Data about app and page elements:
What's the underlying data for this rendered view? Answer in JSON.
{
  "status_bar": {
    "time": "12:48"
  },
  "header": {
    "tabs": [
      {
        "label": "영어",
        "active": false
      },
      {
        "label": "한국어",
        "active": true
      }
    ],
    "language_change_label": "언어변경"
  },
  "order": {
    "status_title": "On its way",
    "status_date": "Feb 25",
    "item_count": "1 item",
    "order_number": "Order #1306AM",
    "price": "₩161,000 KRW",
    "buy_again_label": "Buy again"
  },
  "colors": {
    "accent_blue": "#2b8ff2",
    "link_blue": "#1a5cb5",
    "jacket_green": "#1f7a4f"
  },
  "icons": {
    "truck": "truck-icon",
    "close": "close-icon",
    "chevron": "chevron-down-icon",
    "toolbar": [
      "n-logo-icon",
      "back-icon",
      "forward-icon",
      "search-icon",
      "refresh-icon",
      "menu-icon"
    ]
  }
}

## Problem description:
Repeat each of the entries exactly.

## Solution to this task:
What's the underlying data for this rendered view? Answer in JSON.
{
  "status_bar": {
    "time": "12:48"
  },
  "header": {
    "tabs": [
      {
        "label": "영어",
        "active": false
      },
      {
        "label": "한국어",
        "active": true
      }
    ],
    "language_change_label": "언어변경"
  },
  "order": {
    "status_title": "On its way",
    "status_date": "Feb 25",
    "item_count": "1 item",
    "order_number": "Order #1306AM",
    "price": "₩161,000 KRW",
    "buy_again_label": "Buy again"
  },
  "colors": {
    "accent_blue": "#2b8ff2",
    "link_blue": "#1a5cb5",
    "jacket_green": "#1f7a4f"
  },
  "icons": {
    "truck": "truck-icon",
    "close": "close-icon",
    "chevron": "chevron-down-icon",
    "toolbar": [
      "n-logo-icon",
      "back-icon",
      "forward-icon",
      "search-icon",
      "refresh-icon",
      "menu-icon"
    ]
  }
}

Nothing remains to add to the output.